*** Opening of Information provided ***
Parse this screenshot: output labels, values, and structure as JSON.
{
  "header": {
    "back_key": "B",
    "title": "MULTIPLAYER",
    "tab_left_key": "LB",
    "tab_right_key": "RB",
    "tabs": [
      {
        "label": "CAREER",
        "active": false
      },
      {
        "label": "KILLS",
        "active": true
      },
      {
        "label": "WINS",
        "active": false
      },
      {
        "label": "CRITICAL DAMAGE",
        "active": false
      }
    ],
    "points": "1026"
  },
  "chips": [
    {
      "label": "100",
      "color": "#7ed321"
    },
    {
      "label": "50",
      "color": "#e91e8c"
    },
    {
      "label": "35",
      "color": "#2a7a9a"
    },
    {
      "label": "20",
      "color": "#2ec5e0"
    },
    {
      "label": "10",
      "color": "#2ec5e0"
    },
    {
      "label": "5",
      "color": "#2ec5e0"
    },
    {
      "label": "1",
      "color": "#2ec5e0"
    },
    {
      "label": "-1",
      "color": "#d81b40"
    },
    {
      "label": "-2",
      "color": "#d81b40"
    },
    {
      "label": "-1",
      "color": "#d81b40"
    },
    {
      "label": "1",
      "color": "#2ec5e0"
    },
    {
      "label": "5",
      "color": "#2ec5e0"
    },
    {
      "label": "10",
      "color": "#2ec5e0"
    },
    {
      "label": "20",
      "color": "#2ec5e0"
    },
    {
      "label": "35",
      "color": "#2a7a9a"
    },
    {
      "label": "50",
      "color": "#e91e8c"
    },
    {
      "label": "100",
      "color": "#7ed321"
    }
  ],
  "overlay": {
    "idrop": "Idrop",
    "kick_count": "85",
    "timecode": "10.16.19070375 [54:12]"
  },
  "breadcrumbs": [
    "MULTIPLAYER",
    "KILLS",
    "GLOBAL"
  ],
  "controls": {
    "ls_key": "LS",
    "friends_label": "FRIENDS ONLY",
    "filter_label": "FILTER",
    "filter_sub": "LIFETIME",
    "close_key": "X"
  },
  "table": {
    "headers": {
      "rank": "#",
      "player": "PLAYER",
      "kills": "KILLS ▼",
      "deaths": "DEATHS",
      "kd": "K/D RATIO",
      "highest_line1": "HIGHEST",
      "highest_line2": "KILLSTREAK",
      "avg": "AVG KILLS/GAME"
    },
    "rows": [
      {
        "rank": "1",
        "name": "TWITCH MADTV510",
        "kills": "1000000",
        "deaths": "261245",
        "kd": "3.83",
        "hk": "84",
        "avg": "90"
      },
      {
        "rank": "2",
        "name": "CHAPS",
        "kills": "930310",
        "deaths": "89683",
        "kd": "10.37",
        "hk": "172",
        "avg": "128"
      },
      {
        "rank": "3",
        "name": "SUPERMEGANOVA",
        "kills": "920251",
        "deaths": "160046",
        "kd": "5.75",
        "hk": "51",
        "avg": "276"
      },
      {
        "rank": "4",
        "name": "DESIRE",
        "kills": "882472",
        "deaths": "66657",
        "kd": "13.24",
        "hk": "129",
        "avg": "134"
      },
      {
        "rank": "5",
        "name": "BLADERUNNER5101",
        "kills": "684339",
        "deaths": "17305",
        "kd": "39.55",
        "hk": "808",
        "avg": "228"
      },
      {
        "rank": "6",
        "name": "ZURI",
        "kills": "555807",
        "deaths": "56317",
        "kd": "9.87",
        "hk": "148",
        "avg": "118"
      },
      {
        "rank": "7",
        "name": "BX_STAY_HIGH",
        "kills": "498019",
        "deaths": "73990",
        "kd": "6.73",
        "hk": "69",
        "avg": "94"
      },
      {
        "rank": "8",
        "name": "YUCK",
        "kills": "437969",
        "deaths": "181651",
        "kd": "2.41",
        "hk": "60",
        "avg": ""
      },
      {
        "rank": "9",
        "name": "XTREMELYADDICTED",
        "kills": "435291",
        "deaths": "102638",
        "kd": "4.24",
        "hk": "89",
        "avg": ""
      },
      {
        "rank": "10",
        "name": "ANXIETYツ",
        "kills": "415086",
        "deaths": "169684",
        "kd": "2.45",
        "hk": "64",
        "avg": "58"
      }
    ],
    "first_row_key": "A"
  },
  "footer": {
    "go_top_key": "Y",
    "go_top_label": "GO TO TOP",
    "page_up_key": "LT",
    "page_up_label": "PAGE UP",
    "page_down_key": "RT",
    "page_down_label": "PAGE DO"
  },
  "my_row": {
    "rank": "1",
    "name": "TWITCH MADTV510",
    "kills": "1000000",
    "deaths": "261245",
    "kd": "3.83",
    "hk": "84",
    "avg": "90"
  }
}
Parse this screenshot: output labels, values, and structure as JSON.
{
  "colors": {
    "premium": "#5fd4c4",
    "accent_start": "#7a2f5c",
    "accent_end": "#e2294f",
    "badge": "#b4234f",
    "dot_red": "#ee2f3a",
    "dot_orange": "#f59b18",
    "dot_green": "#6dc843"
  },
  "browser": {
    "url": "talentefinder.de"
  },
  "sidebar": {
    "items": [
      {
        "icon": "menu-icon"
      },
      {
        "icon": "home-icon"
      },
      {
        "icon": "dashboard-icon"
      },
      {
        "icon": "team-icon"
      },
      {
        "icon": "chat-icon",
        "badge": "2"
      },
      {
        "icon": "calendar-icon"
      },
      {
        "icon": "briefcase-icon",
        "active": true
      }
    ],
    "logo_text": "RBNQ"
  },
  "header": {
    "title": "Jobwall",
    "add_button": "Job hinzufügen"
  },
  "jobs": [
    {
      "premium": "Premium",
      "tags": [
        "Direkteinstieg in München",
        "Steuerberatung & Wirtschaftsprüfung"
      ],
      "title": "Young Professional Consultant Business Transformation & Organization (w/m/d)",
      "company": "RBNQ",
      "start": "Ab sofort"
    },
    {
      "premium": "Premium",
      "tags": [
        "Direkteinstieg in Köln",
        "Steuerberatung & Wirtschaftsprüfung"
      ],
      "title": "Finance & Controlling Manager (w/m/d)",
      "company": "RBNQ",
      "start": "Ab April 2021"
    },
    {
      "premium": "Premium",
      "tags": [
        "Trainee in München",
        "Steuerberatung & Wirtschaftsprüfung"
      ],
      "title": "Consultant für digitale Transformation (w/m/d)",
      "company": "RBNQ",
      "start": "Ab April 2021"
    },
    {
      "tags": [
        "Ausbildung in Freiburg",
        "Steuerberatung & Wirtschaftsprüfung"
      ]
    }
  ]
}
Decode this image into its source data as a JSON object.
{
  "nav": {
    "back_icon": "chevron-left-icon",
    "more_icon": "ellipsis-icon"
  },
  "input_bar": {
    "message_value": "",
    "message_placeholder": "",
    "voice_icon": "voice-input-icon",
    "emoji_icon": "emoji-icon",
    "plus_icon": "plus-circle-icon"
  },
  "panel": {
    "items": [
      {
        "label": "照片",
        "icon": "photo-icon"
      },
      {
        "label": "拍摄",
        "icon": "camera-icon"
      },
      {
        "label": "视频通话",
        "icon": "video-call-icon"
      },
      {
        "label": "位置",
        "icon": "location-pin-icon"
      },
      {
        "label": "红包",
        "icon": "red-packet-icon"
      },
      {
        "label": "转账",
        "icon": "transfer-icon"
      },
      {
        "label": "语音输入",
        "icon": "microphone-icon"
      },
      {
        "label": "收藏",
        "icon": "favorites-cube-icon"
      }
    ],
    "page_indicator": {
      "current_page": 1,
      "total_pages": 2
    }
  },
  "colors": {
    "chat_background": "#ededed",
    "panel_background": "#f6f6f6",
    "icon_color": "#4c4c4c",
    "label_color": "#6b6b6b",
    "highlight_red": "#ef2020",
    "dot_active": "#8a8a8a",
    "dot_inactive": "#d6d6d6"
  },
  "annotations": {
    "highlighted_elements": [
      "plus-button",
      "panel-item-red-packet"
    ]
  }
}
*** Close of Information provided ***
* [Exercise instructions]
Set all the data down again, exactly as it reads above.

* [Expected output]
Parse this screenshot: output labels, values, and structure as JSON.
{
  "header": {
    "back_key": "B",
    "title": "MULTIPLAYER",
    "tab_left_key": "LB",
    "tab_right_key": "RB",
    "tabs": [
      {
        "label": "CAREER",
        "active": false
      },
      {
        "label": "KILLS",
        "active": true
      },
      {
        "label": "WINS",
        "active": false
      },
      {
        "label": "CRITICAL DAMAGE",
        "active": false
      }
    ],
    "points": "1026"
  },
  "chips": [
    {
      "label": "100",
      "color": "#7ed321"
    },
    {
      "label": "50",
      "color": "#e91e8c"
    },
    {
      "label": "35",
      "color": "#2a7a9a"
    },
    {
      "label": "20",
      "color": "#2ec5e0"
    },
    {
      "label": "10",
      "color": "#2ec5e0"
    },
    {
      "label": "5",
      "color": "#2ec5e0"
    },
    {
      "label": "1",
      "color": "#2ec5e0"
    },
    {
      "label": "-1",
      "color": "#d81b40"
    },
    {
      "label": "-2",
      "color": "#d81b40"
    },
    {
      "label": "-1",
      "color": "#d81b40"
    },
    {
      "label": "1",
      "color": "#2ec5e0"
    },
    {
      "label": "5",
      "color": "#2ec5e0"
    },
    {
      "label": "10",
      "color": "#2ec5e0"
    },
    {
      "label": "20",
      "color": "#2ec5e0"
    },
    {
      "label": "35",
      "color": "#2a7a9a"
    },
    {
      "label": "50",
      "color": "#e91e8c"
    },
    {
      "label": "100",
      "color": "#7ed321"
    }
  ],
  "overlay": {
    "idrop": "Idrop",
    "kick_count": "85",
    "timecode": "10.16.19070375 [54:12]"
  },
  "breadcrumbs": [
    "MULTIPLAYER",
    "KILLS",
    "GLOBAL"
  ],
  "controls": {
    "ls_key": "LS",
    "friends_label": "FRIENDS ONLY",
    "filter_label": "FILTER",
    "filter_sub": "LIFETIME",
    "close_key": "X"
  },
  "table": {
    "headers": {
      "rank": "#",
      "player": "PLAYER",
      "kills": "KILLS ▼",
      "deaths": "DEATHS",
      "kd": "K/D RATIO",
      "highest_line1": "HIGHEST",
      "highest_line2": "KILLSTREAK",
      "avg": "AVG KILLS/GAME"
    },
    "rows": [
      {
        "rank": "1",
        "name": "TWITCH MADTV510",
        "kills": "1000000",
        "deaths": "261245",
        "kd": "3.83",
        "hk": "84",
        "avg": "90"
      },
      {
        "rank": "2",
        "name": "CHAPS",
        "kills": "930310",
        "deaths": "89683",
        "kd": "10.37",
        "hk": "172",
        "avg": "128"
      },
      {
        "rank": "3",
        "name": "SUPERMEGANOVA",
        "kills": "920251",
        "deaths": "160046",
        "kd": "5.75",
        "hk": "51",
        "avg": "276"
      },
      {
        "rank": "4",
        "name": "DESIRE",
        "kills": "882472",
        "deaths": "66657",
        "kd": "13.24",
        "hk": "129",
        "avg": "134"
      },
      {
        "rank": "5",
        "name": "BLADERUNNER5101",
        "kills": "684339",
        "deaths": "17305",
        "kd": "39.55",
        "hk": "808",
        "avg": "228"
      },
      {
        "rank": "6",
        "name": "ZURI",
        "kills": "555807",
        "deaths": "56317",
        "kd": "9.87",
        "hk": "148",
        "avg": "118"
      },
      {
        "rank": "7",
        "name": "BX_STAY_HIGH",
        "kills": "498019",
        "deaths": "73990",
        "kd": "6.73",
        "hk": "69",
        "avg": "94"
      },
      {
        "rank": "8",
        "name": "YUCK",
        "kills": "437969",
        "deaths": "181651",
        "kd": "2.41",
        "hk": "60",
        "avg": ""
      },
      {
        "rank": "9",
        "name": "XTREMELYADDICTED",
        "kills": "435291",
        "deaths": "102638",
        "kd": "4.24",
        "hk": "89",
        "avg": ""
      },
      {
        "rank": "10",
        "name": "ANXIETYツ",
        "kills": "415086",
        "deaths": "169684",
        "kd": "2.45",
        "hk": "64",
        "avg": "58"
      }
    ],
    "first_row_key": "A"
  },
  "footer": {
    "go_top_key": "Y",
    "go_top_label": "GO TO TOP",
    "page_up_key": "LT",
    "page_up_label": "PAGE UP",
    "page_down_key": "RT",
    "page_down_label": "PAGE DO"
  },
  "my_row": {
    "rank": "1",
    "name": "TWITCH MADTV510",
    "kills": "1000000",
    "deaths": "261245",
    "kd": "3.83",
    "hk": "84",
    "avg": "90"
  }
}
Parse this screenshot: output labels, values, and structure as JSON.
{
  "colors": {
    "premium": "#5fd4c4",
    "accent_start": "#7a2f5c",
    "accent_end": "#e2294f",
    "badge": "#b4234f",
    "dot_red": "#ee2f3a",
    "dot_orange": "#f59b18",
    "dot_green": "#6dc843"
  },
  "browser": {
    "url": "talentefinder.de"
  },
  "sidebar": {
    "items": [
      {
        "icon": "menu-icon"
      },
      {
        "icon": "home-icon"
      },
      {
        "icon": "dashboard-icon"
      },
      {
        "icon": "team-icon"
      },
      {
        "icon": "chat-icon",
        "badge": "2"
      },
      {
        "icon": "calendar-icon"
      },
      {
        "icon": "briefcase-icon",
        "active": true
      }
    ],
    "logo_text": "RBNQ"
  },
  "header": {
    "title": "Jobwall",
    "add_button": "Job hinzufügen"
  },
  "jobs": [
    {
      "premium": "Premium",
      "tags": [
        "Direkteinstieg in München",
        "Steuerberatung & Wirtschaftsprüfung"
      ],
      "title": "Young Professional Consultant Business Transformation & Organization (w/m/d)",
      "company": "RBNQ",
      "start": "Ab sofort"
    },
    {
      "premium": "Premium",
      "tags": [
        "Direkteinstieg in Köln",
        "Steuerberatung & Wirtschaftsprüfung"
      ],
      "title": "Finance & Controlling Manager (w/m/d)",
      "company": "RBNQ",
      "start": "Ab April 2021"
    },
    {
      "premium": "Premium",
      "tags": [
        "Trainee in München",
        "Steuerberatung & Wirtschaftsprüfung"
      ],
      "title": "Consultant für digitale Transformation (w/m/d)",
      "company": "RBNQ",
      "start": "Ab April 2021"
    },
    {
      "tags": [
        "Ausbildung in Freiburg",
        "Steuerberatung & Wirtschaftsprüfung"
      ]
    }
  ]
}
Decode this image into its source data as a JSON object.
{
  "nav": {
    "back_icon": "chevron-left-icon",
    "more_icon": "ellipsis-icon"
  },
  "input_bar": {
    "message_value": "",
    "message_placeholder": "",
    "voice_icon": "voice-input-icon",
    "emoji_icon": "emoji-icon",
    "plus_icon": "plus-circle-icon"
  },
  "panel": {
    "items": [
      {
        "label": "照片",
        "icon": "photo-icon"
      },
      {
        "label": "拍摄",
        "icon": "camera-icon"
      },
      {
        "label": "视频通话",
        "icon": "video-call-icon"
      },
      {
        "label": "位置",
        "icon": "location-pin-icon"
      },
      {
        "label": "红包",
        "icon": "red-packet-icon"
      },
      {
        "label": "转账",
        "icon": "transfer-icon"
      },
      {
        "label": "语音输入",
        "icon": "microphone-icon"
      },
      {
        "label": "收藏",
        "icon": "favorites-cube-icon"
      }
    ],
    "page_indicator": {
      "current_page": 1,
      "total_pages": 2
    }
  },
  "colors": {
    "chat_background": "#ededed",
    "panel_background": "#f6f6f6",
    "icon_color": "#4c4c4c",
    "label_color": "#6b6b6b",
    "highlight_red": "#ef2020",
    "dot_active": "#8a8a8a",
    "dot_inactive": "#d6d6d6"
  },
  "annotations": {
    "highlighted_elements": [
      "plus-button",
      "panel-item-red-packet"
    ]
  }
}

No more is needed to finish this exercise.